- _Your goal_:
Could each entry below be written out exactly, with every picture dropped?

* * * * * * * * *

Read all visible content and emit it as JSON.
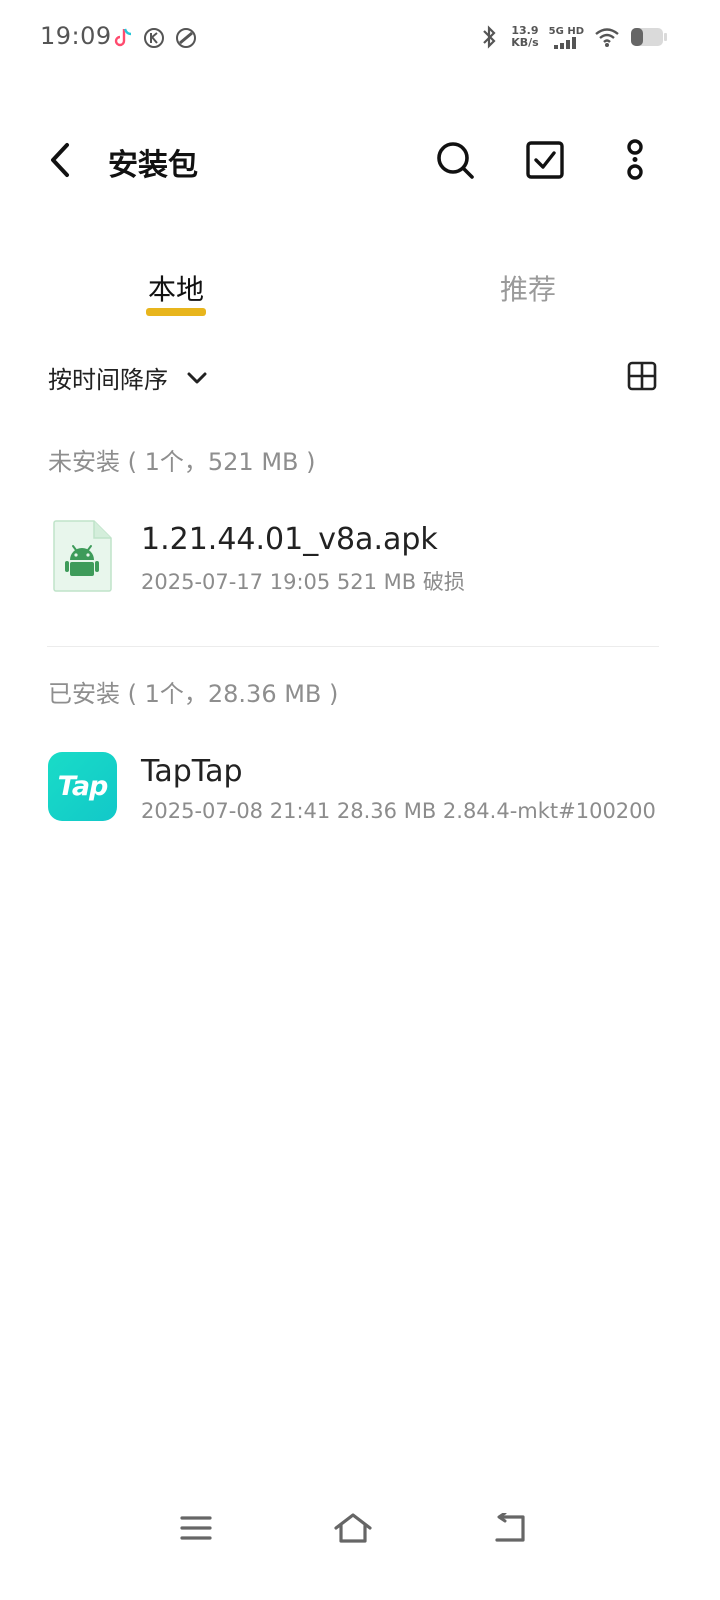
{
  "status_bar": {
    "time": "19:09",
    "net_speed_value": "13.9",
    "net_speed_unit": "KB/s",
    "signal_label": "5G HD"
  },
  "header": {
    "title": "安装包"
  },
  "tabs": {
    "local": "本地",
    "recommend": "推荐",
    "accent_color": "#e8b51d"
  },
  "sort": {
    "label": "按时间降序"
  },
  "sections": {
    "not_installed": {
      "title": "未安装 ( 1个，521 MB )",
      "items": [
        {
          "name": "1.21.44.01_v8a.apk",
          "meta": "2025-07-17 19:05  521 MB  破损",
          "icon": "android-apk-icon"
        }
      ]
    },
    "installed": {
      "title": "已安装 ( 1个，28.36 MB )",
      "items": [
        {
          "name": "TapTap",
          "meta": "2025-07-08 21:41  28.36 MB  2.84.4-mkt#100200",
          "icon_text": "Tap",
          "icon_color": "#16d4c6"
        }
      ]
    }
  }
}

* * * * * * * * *

- _Response for this exercise_:
Read all visible content and emit it as JSON.
{
  "status_bar": {
    "time": "19:09",
    "net_speed_value": "13.9",
    "net_speed_unit": "KB/s",
    "signal_label": "5G HD"
  },
  "header": {
    "title": "安装包"
  },
  "tabs": {
    "local": "本地",
    "recommend": "推荐",
    "accent_color": "#e8b51d"
  },
  "sort": {
    "label": "按时间降序"
  },
  "sections": {
    "not_installed": {
      "title": "未安装 ( 1个，521 MB )",
      "items": [
        {
          "name": "1.21.44.01_v8a.apk",
          "meta": "2025-07-17 19:05  521 MB  破损",
          "icon": "android-apk-icon"
        }
      ]
    },
    "installed": {
      "title": "已安装 ( 1个，28.36 MB )",
      "items": [
        {
          "name": "TapTap",
          "meta": "2025-07-08 21:41  28.36 MB  2.84.4-mkt#100200",
          "icon_text": "Tap",
          "icon_color": "#16d4c6"
        }
      ]
    }
  }
}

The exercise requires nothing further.